Our Classist Free Education System

Ireland claims free fees and yet some cannot afford university. Ruth Murphy looks at the realities of Ireland’s education system. 

While Ireland may boast free education up to third level, the reality is a lot more complicated. It is simply not true that people from poorer socio-economic backgrounds have the same access to education as their richer neighbours.

The difference in education can start as early as primary school, or even earlier where wealthier parents are able to afford to send their children to Montessori and after school lessons while others cannot. This early education is simply not an option for many families.

Ireland’s array of fee-paying schools regularly top the tables as the best schools in the country. The best schools are measured based on what percentage of their students go on to third-level which is not a fair method, but such criticism belongs in another article. You might point out that there are a few non-fee-paying schools that make it into these rankings. However, many of these non-fee-paying schools are situated in wealthy areas and so to attend the school your family would probably require a certain amount of money to live in the area. Also, as there is a much greater number of non-fee-paying schools in Ireland by sheer numbers it would be difficult for fee-paying schools to entirely dominate the top of these tables.

Many schools request “voluntary” contributions from parents in order to fund sports facilities or new buildings, much like UCD’s student centre levy

Funding for the facilities of fee-paying schools as well as schools with free fees but in affluent areas are an issue. Schools in more affluent areas can raise funds more easily as parents have more money and events hosted in the area may gather more funds. Recently it was highlighted that Wesley College, a fee-paying school in South Dublin, is to receive €150,000 for a sports pitch while other schools requesting fewer funds and with greater need are not getting the full funding that they applied for. This is absolutely ridiculous when Wesley College could find the funds elsewhere where as a school in Tallaght would have more difficulty. Wesley College already has multiple sports pitches. Tallaght Community School applied for funding through the same grant scheme and received none. Many schools request “voluntary” contributions from parents in order to fund sports facilities or new buildings, much like UCD’s student centre levy. In some areas this can be a very heavy burden or simply cannot be afforded.
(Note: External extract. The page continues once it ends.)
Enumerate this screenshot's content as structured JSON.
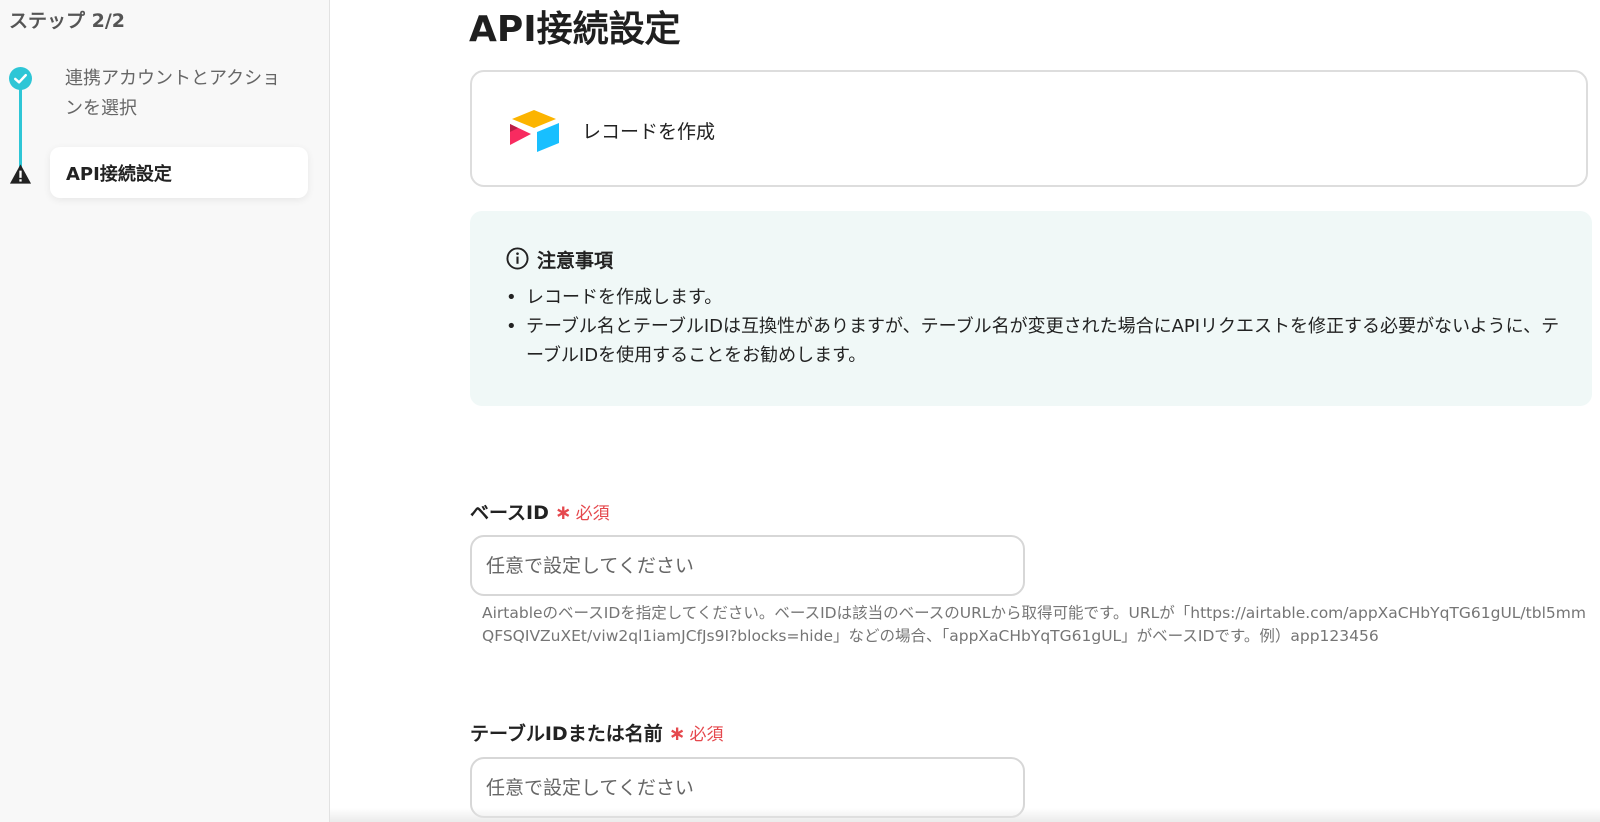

The class gap widens at each school stage. In secondary school some students get the opportunity to attend grinds while others may have to take on part-time jobs that may take from the time that they have to focus on studies.

Many Irish young people dream of getting a well-paid job in their favourite industry while others just want to afford to get by

Ireland’s ‘free fees’ at third level are simply a farce. The cost of registration is simply too high. This is easily proven by the fact that it is deemed necessary that we must have a grant system to help people pay these ‘free fees.’ Still these grants do not do enough to tackle the difficulties in attending university, particularly if you are moving to Dublin. UCD is one of the highest ranked universities in Ireland and it is supposed to cost the same to attend it as anywhere else in the country but to come here you will face the highest accommodation costs, the highest fines, and the highest resit and repeat fees of any institution in the country. Other universities and technical colleges across Dublin will also boast ridiculously high accommodation costs and it is not as if the university will provide the accommodation.

Whilst at university, some can afford expensive laptops and new books while others fight for what is available from the library. Some have to work part-time jobs while others spend their spare hours working on their essays. Some choose between rent and food. Access to internships and low-paying jobs that offer experience widens this gap. Internships are great if you are lucky enough to have parents who can and will fund you during this time. Many Irish young people dream of getting a well-paid job in their favourite industry while others just want to afford to get by. These things do not just affect your studies but your mind and your comfort.

With post-graduate education being charged at full price it is clear that the state is not helping in the way that it could.

The Irish education system is overdue a revamp. Equal access to education is something we would like to claim but it is not reality. Equal access should not just refer to your ability to enter school but also to receive a high quality of education and to have the same chance of receiving 600 points in your leaving cert as your friend whose parents drive Lexus jeeps. A good education and the most chances in life should not be down to how big your house is. The first step in fixing this should be actual free fees, and not loans that some of us can afford to pay off and others cannot.

I do not want to pretend that I do not benefit from the flaws in this system but what is the point in it if it only benefits the few who are lucky?